[Assignment]: Copy each entry precisely as written, and do not carry over the pictures.
Input data below:
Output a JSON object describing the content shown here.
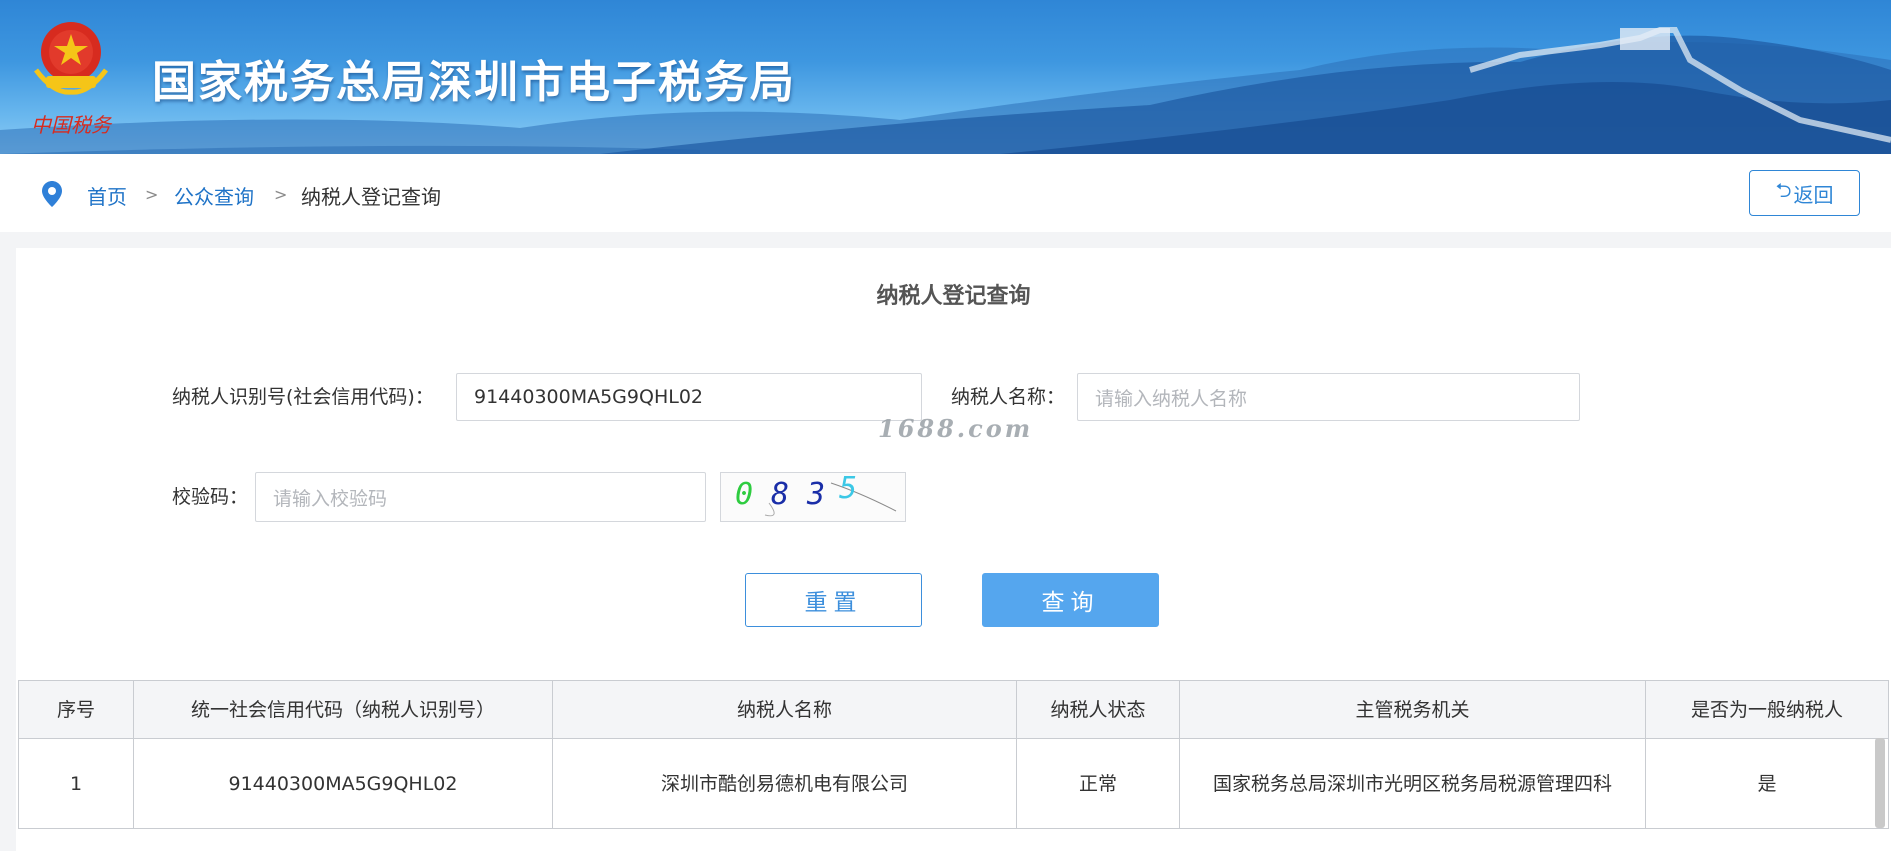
{
  "header": {
    "emblem_caption": "中国税务",
    "site_title": "国家税务总局深圳市电子税务局"
  },
  "breadcrumb": {
    "items": [
      "首页",
      "公众查询",
      "纳税人登记查询"
    ],
    "separator": ">",
    "back_label": "返回"
  },
  "form": {
    "title": "纳税人登记查询",
    "taxpayer_id_label": "纳税人识别号(社会信用代码)：",
    "taxpayer_id_value": "91440300MA5G9QHL02",
    "taxpayer_name_label": "纳税人名称：",
    "taxpayer_name_placeholder": "请输入纳税人名称",
    "captcha_label": "校验码：",
    "captcha_placeholder": "请输入校验码",
    "captcha_chars": [
      "0",
      "8",
      "3",
      "5"
    ],
    "reset_label": "重置",
    "query_label": "查询"
  },
  "watermark": "1688.com",
  "table": {
    "headers": [
      "序号",
      "统一社会信用代码（纳税人识别号）",
      "纳税人名称",
      "纳税人状态",
      "主管税务机关",
      "是否为一般纳税人"
    ],
    "rows": [
      [
        "1",
        "91440300MA5G9QHL02",
        "深圳市酷创易德机电有限公司",
        "正常",
        "国家税务总局深圳市光明区税务局税源管理四科",
        "是"
      ]
    ]
  },
  "colors": {
    "banner": "#3e97e0",
    "link": "#1f73c7",
    "primary_button": "#55a6ee"
  }
}
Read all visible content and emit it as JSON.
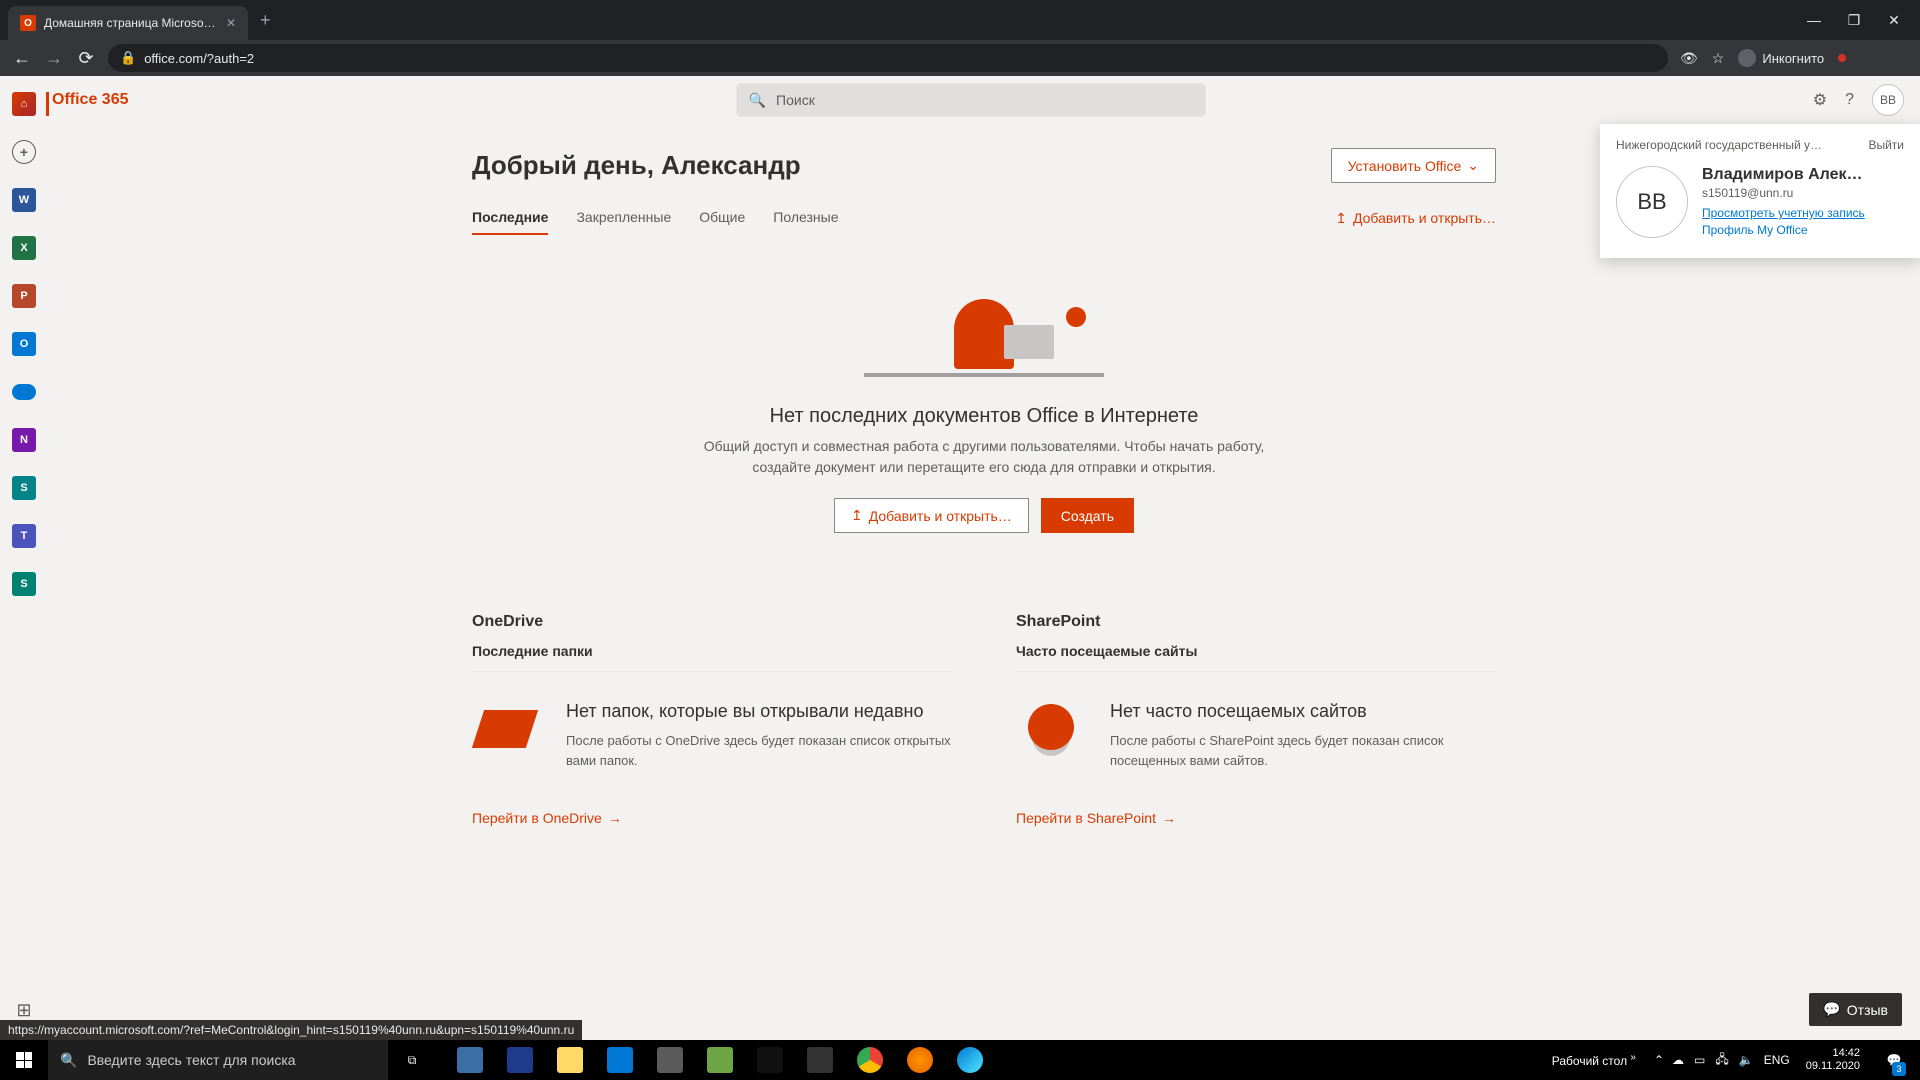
{
  "browser": {
    "tab_title": "Домашняя страница Microsoft O",
    "url_lock": "🔒",
    "url": "office.com/?auth=2",
    "incognito_label": "Инкогнито"
  },
  "office_header": {
    "brand": "Office 365",
    "search_placeholder": "Поиск",
    "avatar_initials": "ВВ"
  },
  "greeting": "Добрый день, Александр",
  "install_label": "Установить Office",
  "tabs": [
    "Последние",
    "Закрепленные",
    "Общие",
    "Полезные"
  ],
  "add_open": "Добавить и открыть…",
  "empty": {
    "title": "Нет последних документов Office в Интернете",
    "text": "Общий доступ и совместная работа с другими пользователями. Чтобы начать работу, создайте документ или перетащите его сюда для отправки и открытия.",
    "btn_add": "Добавить и открыть…",
    "btn_create": "Создать"
  },
  "onedrive": {
    "title": "OneDrive",
    "sub": "Последние папки",
    "h": "Нет папок, которые вы открывали недавно",
    "p": "После работы с OneDrive здесь будет показан список открытых вами папок.",
    "link": "Перейти в OneDrive"
  },
  "sharepoint": {
    "title": "SharePoint",
    "sub": "Часто посещаемые сайты",
    "h": "Нет часто посещаемых сайтов",
    "p": "После работы с SharePoint здесь будет показан список посещенных вами сайтов.",
    "link": "Перейти в SharePoint"
  },
  "account": {
    "org": "Нижегородский государственный у…",
    "signout": "Выйти",
    "avatar": "ВВ",
    "name": "Владимиров Алек…",
    "email": "s150119@unn.ru",
    "link1": "Просмотреть учетную запись",
    "link2": "Профиль My Office"
  },
  "feedback": "Отзыв",
  "status_url": "https://myaccount.microsoft.com/?ref=MeControl&login_hint=s150119%40unn.ru&upn=s150119%40unn.ru",
  "taskbar": {
    "search_placeholder": "Введите здесь текст для поиска",
    "desktop": "Рабочий стол",
    "lang": "ENG",
    "time": "14:42",
    "date": "09.11.2020",
    "notif_count": "3"
  }
}
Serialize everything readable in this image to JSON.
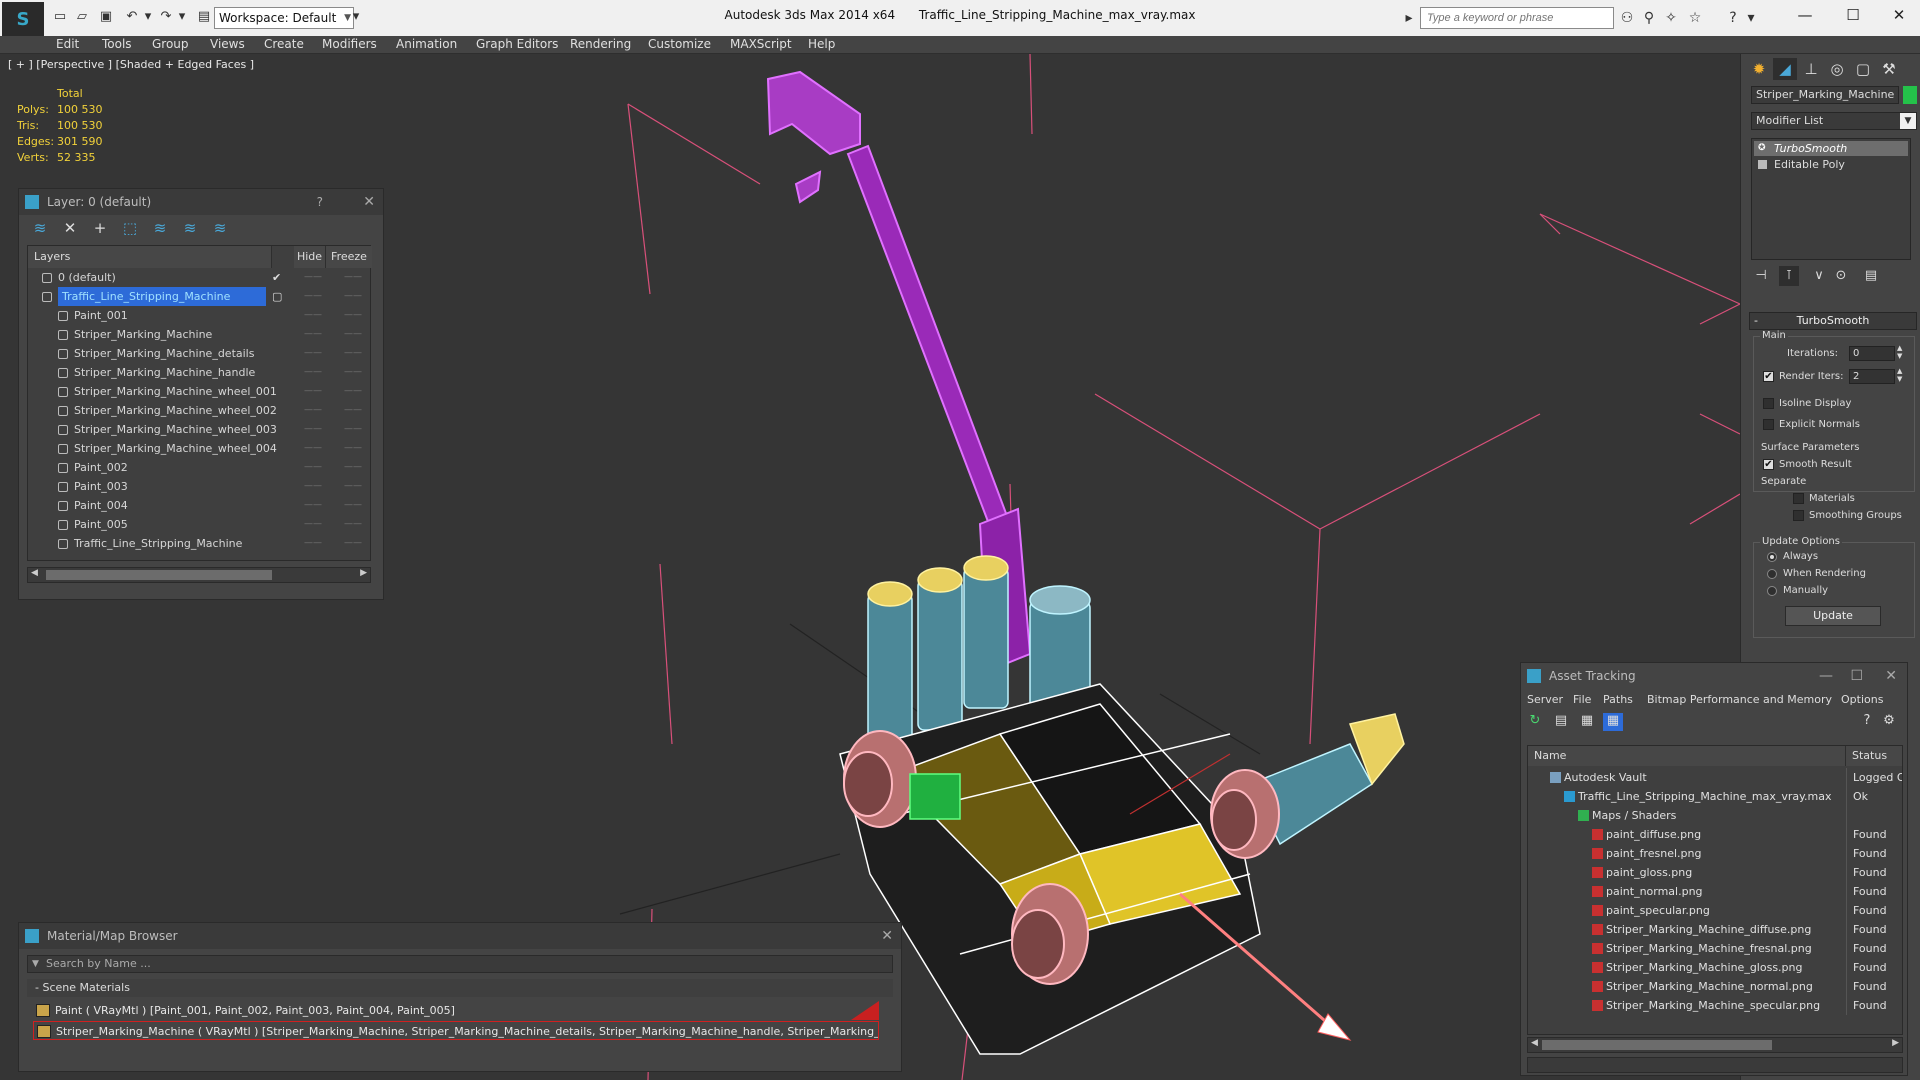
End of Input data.
[Response to the exercise]:
Output a JSON object describing the content shown here.
{
  "header": {
    "emblem_caption": "中国税务",
    "site_title": "国家税务总局深圳市电子税务局"
  },
  "breadcrumb": {
    "items": [
      "首页",
      "公众查询",
      "纳税人登记查询"
    ],
    "separator": ">",
    "back_label": "返回"
  },
  "form": {
    "title": "纳税人登记查询",
    "taxpayer_id_label": "纳税人识别号(社会信用代码)：",
    "taxpayer_id_value": "91440300MA5G9QHL02",
    "taxpayer_name_label": "纳税人名称：",
    "taxpayer_name_placeholder": "请输入纳税人名称",
    "captcha_label": "校验码：",
    "captcha_placeholder": "请输入校验码",
    "captcha_chars": [
      "0",
      "8",
      "3",
      "5"
    ],
    "reset_label": "重置",
    "query_label": "查询"
  },
  "watermark": "1688.com",
  "table": {
    "headers": [
      "序号",
      "统一社会信用代码（纳税人识别号）",
      "纳税人名称",
      "纳税人状态",
      "主管税务机关",
      "是否为一般纳税人"
    ],
    "rows": [
      [
        "1",
        "91440300MA5G9QHL02",
        "深圳市酷创易德机电有限公司",
        "正常",
        "国家税务总局深圳市光明区税务局税源管理四科",
        "是"
      ]
    ]
  },
  "colors": {
    "banner": "#3e97e0",
    "link": "#1f73c7",
    "primary_button": "#55a6ee"
  }
}
Read all visible content and emit it as JSON.
{
  "browser": {
    "tab_title": "Домашняя страница Microsoft O",
    "url_lock": "🔒",
    "url": "office.com/?auth=2",
    "incognito_label": "Инкогнито"
  },
  "office_header": {
    "brand": "Office 365",
    "search_placeholder": "Поиск",
    "avatar_initials": "ВВ"
  },
  "greeting": "Добрый день, Александр",
  "install_label": "Установить Office",
  "tabs": [
    "Последние",
    "Закрепленные",
    "Общие",
    "Полезные"
  ],
  "add_open": "Добавить и открыть…",
  "empty": {
    "title": "Нет последних документов Office в Интернете",
    "text": "Общий доступ и совместная работа с другими пользователями. Чтобы начать работу, создайте документ или перетащите его сюда для отправки и открытия.",
    "btn_add": "Добавить и открыть…",
    "btn_create": "Создать"
  },
  "onedrive": {
    "title": "OneDrive",
    "sub": "Последние папки",
    "h": "Нет папок, которые вы открывали недавно",
    "p": "После работы с OneDrive здесь будет показан список открытых вами папок.",
    "link": "Перейти в OneDrive"
  },
  "sharepoint": {
    "title": "SharePoint",
    "sub": "Часто посещаемые сайты",
    "h": "Нет часто посещаемых сайтов",
    "p": "После работы с SharePoint здесь будет показан список посещенных вами сайтов.",
    "link": "Перейти в SharePoint"
  },
  "account": {
    "org": "Нижегородский государственный у…",
    "signout": "Выйти",
    "avatar": "ВВ",
    "name": "Владимиров Алек…",
    "email": "s150119@unn.ru",
    "link1": "Просмотреть учетную запись",
    "link2": "Профиль My Office"
  },
  "feedback": "Отзыв",
  "status_url": "https://myaccount.microsoft.com/?ref=MeControl&login_hint=s150119%40unn.ru&upn=s150119%40unn.ru",
  "taskbar": {
    "search_placeholder": "Введите здесь текст для поиска",
    "desktop": "Рабочий стол",
    "lang": "ENG",
    "time": "14:42",
    "date": "09.11.2020",
    "notif_count": "3"
  }
}
Serialize everything readable in this image to JSON.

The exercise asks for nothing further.